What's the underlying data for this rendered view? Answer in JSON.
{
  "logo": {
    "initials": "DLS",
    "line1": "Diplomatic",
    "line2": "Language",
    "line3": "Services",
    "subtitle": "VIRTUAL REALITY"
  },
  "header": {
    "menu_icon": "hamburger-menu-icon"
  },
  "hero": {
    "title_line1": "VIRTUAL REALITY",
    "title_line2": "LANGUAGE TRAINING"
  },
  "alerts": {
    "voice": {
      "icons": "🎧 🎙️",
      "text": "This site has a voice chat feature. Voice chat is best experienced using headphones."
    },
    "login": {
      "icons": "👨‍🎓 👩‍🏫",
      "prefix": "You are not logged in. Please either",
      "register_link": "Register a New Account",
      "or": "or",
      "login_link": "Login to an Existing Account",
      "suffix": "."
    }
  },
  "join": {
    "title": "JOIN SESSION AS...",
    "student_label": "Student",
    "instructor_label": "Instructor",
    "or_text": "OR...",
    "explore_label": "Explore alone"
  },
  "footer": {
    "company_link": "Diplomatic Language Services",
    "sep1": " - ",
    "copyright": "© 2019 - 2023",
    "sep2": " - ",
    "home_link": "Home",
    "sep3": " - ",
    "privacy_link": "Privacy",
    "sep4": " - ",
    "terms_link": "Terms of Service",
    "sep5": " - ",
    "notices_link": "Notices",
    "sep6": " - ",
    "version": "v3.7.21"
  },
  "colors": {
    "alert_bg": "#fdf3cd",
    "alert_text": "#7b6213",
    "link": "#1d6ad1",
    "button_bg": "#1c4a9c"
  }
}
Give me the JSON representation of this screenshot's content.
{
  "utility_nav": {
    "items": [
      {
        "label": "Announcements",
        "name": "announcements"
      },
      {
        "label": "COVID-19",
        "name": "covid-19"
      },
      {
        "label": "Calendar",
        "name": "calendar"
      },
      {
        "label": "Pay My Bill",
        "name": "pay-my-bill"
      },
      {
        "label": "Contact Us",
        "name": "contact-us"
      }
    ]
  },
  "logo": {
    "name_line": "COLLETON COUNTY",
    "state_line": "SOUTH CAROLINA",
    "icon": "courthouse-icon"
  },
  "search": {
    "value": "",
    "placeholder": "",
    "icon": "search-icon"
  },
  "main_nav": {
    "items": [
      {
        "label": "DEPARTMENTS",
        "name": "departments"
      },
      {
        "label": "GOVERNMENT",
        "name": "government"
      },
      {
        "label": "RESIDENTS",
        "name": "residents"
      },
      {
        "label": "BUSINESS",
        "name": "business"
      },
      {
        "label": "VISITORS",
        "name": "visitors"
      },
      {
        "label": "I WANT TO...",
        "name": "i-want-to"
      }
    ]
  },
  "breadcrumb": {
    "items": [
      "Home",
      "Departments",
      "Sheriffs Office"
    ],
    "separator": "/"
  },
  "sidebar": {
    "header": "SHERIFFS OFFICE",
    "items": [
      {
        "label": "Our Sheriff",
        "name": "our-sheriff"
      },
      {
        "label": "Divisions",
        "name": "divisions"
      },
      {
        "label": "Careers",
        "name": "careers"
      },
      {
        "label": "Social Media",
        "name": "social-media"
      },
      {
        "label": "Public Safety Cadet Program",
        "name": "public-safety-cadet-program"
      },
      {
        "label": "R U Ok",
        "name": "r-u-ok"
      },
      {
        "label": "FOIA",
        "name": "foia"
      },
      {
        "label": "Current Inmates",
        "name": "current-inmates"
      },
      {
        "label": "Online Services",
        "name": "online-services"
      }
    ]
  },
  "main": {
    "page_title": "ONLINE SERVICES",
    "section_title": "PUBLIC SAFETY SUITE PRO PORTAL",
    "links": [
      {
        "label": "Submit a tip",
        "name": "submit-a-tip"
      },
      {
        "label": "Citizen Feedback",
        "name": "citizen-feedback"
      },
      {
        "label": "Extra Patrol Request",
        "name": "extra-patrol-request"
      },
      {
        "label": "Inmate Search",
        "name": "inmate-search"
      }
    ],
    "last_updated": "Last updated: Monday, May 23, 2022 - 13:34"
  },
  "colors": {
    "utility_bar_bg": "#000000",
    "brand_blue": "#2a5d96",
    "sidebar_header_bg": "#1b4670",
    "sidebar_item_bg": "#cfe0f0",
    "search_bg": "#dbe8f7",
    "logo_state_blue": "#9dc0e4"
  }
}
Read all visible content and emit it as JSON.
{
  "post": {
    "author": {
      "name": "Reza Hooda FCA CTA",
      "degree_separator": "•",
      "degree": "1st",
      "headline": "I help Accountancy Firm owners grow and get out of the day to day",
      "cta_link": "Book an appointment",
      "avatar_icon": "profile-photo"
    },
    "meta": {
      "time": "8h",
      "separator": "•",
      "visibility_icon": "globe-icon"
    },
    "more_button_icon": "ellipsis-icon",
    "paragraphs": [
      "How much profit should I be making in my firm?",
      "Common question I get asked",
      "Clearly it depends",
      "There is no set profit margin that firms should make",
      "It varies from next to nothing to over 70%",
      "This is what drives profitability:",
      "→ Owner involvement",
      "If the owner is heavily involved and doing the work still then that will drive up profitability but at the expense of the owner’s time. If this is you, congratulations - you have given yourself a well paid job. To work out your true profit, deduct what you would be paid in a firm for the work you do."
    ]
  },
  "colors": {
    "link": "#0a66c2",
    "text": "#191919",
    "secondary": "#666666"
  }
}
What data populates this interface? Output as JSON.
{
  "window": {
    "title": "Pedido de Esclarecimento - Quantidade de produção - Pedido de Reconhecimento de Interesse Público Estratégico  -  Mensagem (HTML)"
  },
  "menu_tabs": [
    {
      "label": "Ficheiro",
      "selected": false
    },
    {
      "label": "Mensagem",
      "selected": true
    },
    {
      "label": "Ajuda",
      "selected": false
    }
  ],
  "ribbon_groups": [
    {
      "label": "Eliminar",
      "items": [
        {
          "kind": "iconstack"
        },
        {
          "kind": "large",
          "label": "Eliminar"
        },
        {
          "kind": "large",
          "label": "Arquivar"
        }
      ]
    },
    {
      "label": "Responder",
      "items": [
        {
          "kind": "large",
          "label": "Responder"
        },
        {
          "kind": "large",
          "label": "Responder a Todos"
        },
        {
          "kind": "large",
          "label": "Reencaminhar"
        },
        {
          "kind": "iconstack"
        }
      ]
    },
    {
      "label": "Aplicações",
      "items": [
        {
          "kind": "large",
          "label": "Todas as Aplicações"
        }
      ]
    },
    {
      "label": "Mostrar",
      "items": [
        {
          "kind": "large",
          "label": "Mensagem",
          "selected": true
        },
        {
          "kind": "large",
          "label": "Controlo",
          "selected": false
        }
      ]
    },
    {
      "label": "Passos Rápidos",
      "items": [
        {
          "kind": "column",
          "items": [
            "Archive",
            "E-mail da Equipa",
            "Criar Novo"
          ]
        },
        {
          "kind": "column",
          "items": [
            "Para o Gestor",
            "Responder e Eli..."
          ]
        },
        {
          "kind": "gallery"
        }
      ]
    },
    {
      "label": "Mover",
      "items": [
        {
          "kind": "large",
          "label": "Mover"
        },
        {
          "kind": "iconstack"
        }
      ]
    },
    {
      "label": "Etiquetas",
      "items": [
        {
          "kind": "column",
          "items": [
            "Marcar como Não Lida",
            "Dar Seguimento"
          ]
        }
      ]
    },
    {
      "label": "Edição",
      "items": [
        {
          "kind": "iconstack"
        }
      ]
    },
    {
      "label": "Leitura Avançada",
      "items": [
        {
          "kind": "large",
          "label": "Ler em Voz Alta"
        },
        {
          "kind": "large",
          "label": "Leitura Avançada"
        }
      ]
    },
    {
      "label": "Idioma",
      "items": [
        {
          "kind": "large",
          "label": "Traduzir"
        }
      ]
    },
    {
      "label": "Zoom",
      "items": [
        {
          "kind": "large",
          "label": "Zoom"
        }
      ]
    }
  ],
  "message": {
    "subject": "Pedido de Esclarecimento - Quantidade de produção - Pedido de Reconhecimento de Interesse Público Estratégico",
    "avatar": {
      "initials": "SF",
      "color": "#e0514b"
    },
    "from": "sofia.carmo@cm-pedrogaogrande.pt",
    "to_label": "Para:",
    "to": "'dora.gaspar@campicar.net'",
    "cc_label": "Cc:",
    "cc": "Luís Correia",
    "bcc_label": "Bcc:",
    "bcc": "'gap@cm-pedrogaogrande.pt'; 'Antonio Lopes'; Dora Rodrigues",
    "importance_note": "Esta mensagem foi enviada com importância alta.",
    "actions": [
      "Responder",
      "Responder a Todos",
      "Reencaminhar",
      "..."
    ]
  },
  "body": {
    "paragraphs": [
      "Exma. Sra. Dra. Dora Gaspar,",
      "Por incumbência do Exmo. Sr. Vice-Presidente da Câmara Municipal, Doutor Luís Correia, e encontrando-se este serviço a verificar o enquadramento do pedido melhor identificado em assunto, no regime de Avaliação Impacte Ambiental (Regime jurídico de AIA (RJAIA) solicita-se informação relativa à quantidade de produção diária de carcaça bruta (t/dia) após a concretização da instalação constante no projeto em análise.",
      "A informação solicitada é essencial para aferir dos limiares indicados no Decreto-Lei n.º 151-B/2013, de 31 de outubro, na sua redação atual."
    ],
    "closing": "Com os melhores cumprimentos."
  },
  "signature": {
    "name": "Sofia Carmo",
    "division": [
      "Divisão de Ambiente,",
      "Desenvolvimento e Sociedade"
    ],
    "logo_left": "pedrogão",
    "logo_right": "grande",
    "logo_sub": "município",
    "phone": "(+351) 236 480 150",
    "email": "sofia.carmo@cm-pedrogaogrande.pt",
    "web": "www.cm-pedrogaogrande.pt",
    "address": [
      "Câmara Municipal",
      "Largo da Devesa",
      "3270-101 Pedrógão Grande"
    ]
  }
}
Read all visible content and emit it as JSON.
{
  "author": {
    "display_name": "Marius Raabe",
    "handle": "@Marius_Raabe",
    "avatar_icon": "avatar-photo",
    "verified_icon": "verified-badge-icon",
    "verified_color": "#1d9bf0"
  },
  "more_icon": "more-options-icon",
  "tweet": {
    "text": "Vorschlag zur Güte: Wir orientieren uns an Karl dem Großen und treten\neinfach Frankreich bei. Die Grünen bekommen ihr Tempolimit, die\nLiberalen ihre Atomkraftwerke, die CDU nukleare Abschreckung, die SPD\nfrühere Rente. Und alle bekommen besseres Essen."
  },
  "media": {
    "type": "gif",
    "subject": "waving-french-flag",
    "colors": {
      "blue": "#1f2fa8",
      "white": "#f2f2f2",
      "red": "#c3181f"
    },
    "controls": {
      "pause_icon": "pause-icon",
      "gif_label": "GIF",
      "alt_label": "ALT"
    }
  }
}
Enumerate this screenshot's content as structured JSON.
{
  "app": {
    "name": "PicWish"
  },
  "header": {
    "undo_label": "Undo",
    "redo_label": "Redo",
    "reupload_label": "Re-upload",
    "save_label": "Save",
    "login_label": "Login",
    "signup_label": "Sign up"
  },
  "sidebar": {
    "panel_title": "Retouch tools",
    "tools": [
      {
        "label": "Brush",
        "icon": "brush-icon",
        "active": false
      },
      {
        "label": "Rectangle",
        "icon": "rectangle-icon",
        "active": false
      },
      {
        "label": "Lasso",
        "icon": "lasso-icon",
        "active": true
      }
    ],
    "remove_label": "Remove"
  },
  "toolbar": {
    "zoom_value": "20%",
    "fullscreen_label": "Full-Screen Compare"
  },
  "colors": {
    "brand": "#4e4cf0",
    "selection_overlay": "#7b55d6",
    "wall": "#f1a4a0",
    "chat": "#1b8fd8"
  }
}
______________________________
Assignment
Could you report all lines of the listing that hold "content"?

Answer section
Give me the JSON representation of this screenshot's content.
Read all visible content and emit it as JSON.
Read all visible content and emit it as JSON.
Enumerate this screenshot's content as structured JSON.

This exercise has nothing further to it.